Researchers noted that about one-third of the women evaluated had estrogen receptor-negative breast cancer.
Women with children were one-third more likely to develop these tumors compared to those who never had children, according to a team led by Julie Palmer, professor of epidemiology at Boston University’s Slone Epidemiology Center.
However, whether or not a mother breast fed her infants seemed to influence her risk for the tumor, the study also found.
For example, the results indicated that women who had four or more children but had never breast fed were 68 percent more likely to develop an estrogen receptor-negative breast cancer, compared to women who had only one child but did breast feed.
When it came to estrogen receptor-positive tumors, the study found that women who had four or more children had a slightly lower risk for these cancers, whether or not they had breast fed their babies.
The findings were published in September in the Journal of the National Cancer Institute.
Prior research has found that the overall risk of breast cancer may be higher during the first five or 10 years after a woman gives birth, with a reduction in risk after that time.
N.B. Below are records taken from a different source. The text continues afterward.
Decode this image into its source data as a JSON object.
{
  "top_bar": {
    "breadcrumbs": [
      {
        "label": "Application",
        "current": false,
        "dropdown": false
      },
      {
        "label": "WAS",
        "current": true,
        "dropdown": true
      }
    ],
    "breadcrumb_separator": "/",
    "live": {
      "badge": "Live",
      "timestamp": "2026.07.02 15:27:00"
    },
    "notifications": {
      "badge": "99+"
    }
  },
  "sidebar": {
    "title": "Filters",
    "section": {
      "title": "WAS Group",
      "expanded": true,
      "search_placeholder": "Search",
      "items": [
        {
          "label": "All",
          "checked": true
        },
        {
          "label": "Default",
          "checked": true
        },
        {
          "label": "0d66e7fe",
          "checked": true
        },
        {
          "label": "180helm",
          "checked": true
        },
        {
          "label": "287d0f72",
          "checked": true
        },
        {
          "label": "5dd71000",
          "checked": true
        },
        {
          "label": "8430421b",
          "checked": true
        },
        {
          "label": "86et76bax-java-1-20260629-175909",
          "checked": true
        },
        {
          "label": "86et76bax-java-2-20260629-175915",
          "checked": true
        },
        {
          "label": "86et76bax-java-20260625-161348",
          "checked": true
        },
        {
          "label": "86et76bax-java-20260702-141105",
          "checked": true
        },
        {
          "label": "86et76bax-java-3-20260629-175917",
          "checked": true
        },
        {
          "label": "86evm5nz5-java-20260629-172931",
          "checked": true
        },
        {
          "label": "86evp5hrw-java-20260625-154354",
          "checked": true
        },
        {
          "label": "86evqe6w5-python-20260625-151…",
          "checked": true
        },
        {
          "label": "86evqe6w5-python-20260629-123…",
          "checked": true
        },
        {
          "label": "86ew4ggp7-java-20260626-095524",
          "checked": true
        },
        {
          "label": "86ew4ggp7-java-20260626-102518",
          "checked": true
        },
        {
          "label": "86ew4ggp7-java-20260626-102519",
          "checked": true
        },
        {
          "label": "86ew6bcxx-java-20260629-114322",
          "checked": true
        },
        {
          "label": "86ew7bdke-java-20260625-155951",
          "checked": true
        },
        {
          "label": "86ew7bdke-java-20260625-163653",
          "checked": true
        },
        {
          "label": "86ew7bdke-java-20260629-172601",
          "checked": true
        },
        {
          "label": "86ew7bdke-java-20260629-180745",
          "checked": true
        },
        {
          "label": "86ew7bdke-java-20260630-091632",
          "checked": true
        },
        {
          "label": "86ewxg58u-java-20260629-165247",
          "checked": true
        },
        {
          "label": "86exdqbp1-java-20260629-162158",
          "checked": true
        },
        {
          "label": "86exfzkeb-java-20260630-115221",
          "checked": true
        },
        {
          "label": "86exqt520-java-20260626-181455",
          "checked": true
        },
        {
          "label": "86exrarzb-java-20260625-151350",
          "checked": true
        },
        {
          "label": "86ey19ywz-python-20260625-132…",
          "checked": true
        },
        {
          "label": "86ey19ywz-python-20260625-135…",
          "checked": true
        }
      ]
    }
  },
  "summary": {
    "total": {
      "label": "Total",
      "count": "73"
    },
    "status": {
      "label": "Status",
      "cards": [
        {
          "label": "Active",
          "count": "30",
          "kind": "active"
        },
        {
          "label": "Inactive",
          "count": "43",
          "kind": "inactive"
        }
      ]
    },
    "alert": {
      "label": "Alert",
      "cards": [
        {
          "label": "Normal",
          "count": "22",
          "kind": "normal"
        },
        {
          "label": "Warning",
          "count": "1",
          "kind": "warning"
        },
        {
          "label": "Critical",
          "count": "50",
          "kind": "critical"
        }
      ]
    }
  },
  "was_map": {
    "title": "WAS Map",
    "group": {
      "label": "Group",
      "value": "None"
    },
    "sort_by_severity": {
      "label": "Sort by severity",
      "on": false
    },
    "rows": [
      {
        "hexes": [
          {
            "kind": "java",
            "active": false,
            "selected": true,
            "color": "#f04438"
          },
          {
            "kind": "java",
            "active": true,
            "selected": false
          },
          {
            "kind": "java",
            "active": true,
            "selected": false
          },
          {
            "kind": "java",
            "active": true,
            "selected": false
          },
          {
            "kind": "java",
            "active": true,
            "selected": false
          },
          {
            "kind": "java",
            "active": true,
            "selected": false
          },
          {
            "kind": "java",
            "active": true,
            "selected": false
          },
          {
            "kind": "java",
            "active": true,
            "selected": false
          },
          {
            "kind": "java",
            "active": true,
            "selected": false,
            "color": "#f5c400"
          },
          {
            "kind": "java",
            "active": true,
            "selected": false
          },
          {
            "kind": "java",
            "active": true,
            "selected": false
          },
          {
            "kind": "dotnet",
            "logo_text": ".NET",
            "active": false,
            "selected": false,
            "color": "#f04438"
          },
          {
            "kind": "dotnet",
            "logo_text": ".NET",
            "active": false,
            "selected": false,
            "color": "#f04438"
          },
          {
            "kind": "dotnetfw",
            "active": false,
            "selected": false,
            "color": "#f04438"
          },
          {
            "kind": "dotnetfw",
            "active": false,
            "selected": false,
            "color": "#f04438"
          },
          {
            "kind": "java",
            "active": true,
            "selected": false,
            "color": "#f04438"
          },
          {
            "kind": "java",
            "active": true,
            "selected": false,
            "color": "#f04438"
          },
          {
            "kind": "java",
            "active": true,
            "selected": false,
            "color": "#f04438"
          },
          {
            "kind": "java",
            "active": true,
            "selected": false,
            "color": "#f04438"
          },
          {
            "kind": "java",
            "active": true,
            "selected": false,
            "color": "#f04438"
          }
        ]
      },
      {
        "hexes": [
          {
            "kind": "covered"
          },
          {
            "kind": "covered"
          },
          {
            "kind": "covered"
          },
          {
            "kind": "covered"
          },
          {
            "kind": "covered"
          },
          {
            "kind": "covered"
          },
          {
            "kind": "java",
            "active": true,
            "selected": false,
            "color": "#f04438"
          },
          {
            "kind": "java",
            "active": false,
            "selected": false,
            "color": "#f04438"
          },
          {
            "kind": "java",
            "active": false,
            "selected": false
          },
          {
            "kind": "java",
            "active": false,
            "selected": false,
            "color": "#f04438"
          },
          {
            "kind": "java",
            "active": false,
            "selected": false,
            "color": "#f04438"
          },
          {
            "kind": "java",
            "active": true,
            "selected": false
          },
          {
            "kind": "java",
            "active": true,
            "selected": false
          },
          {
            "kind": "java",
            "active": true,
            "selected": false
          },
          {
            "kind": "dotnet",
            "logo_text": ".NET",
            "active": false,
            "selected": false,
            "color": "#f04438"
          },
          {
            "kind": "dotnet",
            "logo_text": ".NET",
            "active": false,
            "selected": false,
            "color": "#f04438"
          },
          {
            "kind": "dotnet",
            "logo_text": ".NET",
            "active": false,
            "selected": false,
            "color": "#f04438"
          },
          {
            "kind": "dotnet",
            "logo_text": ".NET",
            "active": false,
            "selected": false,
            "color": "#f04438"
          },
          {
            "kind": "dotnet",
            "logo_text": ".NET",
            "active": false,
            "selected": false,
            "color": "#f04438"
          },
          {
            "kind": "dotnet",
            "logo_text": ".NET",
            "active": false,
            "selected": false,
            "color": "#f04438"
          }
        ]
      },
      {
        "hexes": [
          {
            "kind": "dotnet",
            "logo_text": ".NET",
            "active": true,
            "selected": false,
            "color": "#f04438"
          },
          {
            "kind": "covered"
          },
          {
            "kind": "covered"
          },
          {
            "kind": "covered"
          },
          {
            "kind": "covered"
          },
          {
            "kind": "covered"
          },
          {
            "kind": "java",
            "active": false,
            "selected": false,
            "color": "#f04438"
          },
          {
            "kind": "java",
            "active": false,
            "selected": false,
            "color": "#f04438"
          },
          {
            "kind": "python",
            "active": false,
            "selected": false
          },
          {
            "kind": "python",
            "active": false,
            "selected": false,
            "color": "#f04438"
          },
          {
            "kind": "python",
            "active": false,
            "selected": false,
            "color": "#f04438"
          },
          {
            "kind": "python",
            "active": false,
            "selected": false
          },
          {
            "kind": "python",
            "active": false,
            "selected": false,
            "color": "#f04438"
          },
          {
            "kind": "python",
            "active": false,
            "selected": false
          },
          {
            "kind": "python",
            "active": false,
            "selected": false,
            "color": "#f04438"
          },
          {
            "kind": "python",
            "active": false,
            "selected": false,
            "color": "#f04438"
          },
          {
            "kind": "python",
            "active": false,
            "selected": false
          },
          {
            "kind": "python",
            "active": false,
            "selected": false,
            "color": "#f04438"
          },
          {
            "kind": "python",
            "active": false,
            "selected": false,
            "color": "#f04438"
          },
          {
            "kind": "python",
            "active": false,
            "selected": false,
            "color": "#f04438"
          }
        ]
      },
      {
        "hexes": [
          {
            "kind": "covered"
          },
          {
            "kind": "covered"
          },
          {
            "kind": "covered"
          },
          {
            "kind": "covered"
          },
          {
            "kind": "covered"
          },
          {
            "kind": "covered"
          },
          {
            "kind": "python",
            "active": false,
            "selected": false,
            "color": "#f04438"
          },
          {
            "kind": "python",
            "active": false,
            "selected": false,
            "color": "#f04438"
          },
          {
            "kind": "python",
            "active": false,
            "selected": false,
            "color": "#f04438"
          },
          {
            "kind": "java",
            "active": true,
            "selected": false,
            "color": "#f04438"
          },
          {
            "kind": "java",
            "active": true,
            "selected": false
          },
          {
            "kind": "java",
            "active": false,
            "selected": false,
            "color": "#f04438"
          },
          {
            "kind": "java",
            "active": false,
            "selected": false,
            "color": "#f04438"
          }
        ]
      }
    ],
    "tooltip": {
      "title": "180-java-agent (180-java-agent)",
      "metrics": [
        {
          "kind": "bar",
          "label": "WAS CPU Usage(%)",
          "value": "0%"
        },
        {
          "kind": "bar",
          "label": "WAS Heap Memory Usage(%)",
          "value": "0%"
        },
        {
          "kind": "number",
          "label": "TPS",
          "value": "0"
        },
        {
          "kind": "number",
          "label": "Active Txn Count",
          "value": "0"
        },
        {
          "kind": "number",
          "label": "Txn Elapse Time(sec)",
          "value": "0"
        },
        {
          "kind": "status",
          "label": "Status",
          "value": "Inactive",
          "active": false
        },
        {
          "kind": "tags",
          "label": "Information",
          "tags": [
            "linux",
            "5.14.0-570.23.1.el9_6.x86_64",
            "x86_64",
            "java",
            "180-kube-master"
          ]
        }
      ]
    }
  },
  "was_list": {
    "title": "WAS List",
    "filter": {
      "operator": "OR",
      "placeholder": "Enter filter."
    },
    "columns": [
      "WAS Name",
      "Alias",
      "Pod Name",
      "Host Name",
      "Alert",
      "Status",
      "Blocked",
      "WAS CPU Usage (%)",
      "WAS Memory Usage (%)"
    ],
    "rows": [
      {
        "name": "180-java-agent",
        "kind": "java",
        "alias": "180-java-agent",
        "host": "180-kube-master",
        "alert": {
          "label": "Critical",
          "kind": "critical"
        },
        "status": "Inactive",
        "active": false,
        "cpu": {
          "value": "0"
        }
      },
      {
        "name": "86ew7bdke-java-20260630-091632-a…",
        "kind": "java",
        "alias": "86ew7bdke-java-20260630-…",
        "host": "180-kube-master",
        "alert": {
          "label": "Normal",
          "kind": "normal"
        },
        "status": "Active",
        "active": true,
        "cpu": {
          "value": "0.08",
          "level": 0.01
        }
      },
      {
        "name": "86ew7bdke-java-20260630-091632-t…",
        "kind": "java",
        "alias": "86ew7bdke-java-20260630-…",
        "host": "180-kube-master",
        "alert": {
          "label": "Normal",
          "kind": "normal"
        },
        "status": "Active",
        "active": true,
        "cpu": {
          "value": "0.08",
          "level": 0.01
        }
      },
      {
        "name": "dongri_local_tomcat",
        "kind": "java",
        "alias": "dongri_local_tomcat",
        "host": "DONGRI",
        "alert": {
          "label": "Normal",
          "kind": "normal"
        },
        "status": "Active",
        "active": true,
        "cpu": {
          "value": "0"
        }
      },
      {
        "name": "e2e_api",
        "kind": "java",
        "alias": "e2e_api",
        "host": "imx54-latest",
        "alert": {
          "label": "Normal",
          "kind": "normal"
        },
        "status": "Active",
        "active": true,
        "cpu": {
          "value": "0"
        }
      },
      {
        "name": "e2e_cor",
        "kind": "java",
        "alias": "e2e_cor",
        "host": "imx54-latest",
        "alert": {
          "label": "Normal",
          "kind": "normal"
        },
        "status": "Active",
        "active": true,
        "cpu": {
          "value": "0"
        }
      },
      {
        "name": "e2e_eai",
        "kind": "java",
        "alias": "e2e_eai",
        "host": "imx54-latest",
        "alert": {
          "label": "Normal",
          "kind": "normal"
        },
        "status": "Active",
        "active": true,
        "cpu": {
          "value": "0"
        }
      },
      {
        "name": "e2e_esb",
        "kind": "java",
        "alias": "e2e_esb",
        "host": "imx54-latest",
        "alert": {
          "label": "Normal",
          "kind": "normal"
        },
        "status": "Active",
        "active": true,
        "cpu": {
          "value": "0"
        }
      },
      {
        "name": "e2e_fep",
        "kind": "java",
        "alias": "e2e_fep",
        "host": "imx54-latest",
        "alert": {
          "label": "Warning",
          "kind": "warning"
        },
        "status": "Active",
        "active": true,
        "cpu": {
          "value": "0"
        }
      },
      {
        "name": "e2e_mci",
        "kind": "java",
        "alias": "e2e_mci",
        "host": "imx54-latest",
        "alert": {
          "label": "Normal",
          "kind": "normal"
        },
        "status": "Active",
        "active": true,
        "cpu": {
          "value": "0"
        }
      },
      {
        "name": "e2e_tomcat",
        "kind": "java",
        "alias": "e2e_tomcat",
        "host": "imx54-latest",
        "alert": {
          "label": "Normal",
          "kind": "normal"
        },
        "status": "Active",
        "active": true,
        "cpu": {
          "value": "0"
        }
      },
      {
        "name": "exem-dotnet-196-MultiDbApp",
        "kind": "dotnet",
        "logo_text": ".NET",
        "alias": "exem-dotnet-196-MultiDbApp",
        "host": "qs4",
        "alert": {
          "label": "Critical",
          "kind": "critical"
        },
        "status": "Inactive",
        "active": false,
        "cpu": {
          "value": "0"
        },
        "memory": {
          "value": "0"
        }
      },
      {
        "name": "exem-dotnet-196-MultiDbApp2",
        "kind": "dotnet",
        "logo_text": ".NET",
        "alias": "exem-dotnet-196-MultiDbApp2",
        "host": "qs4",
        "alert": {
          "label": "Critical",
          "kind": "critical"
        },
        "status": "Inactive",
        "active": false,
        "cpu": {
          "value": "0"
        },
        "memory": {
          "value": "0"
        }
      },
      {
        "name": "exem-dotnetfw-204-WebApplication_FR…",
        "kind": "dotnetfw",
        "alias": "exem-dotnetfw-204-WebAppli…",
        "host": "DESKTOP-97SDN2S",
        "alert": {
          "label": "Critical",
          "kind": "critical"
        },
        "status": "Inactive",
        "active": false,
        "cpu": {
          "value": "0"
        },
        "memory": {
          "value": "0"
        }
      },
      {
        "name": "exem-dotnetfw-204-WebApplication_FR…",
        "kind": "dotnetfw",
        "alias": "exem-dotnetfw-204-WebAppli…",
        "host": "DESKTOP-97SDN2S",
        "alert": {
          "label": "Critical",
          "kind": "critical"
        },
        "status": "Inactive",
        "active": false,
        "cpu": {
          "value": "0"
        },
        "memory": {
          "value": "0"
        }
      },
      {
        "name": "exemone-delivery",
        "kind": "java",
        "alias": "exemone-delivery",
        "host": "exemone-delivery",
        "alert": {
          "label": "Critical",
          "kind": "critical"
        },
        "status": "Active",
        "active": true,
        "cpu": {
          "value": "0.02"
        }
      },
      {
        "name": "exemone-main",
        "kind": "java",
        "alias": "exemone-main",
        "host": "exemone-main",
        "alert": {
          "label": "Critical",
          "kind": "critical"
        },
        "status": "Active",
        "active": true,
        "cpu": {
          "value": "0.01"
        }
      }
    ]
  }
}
However, this study suggests that the risk for estrogen receptor-negative breast cancer, at least, may persist.
Another key prevention strategy is to promote screening, and that is one of the aims of the Komen African American Initiative in Los Angeles. The organization hosts a number of mobile mammogram clinics in partnership with Watts Healthcare Corp. To qualify for a free mammogram, women must be 40 years of age or older, under- or un-insured, and have not had a mammogram in the last year.
To view a list of upcoming events are:
Oct. 6 from 8 a.m.- 2:30 p.m. at Long Beach Rescue Mission, 1335 Pacific Ave., Long Beach.
Oct. 11 from 8 a.m.- 2:30 p.m. at Walton Middle School, 900 W. Greanleaf Dr., Compton.
Oct. 28 from 8 a.m – 2:30 p.m. at Carver Missionary Baptist Church, 5050 S. Hoover St., Los Angeles.
Nov. 3 from 8 a.m.- 2:30 p.m. at Long Beach Rescue Mission, 1335 Pacific Ave., Long Beach.
Nov. 8 from 8 a.m. – 2:30 p.m. at Congregational Church, 2085 S. Hobart Blvd., Los Angles.
Dec. 1 from 8 a.m. – 2:30 p.m. at Long Beach Rescue Mission, 1335 Pacific Ave., Long Beach.
In addition to the mobile clinics, the African American Initiative also features worship pink, which according to Gwen Barker, the organization’s director of mission programs, is one of the biggest efforts. It is a train the trainer campaign that last year helped 66 trainers reach 5,000 others with educational outreach.
For more information on the African American Initiative, contact (310) 575-3011 or (310) 477-7042 during office hours: 9 a.m. to 5 p.m. Monday through Friday.
The initiative also works to educate women. In fact, one bit of information, the organization pushes is the connection between stress and cancer and the high levels of stress that African Americans live under. The initiative also advocates building stress relief into daily life.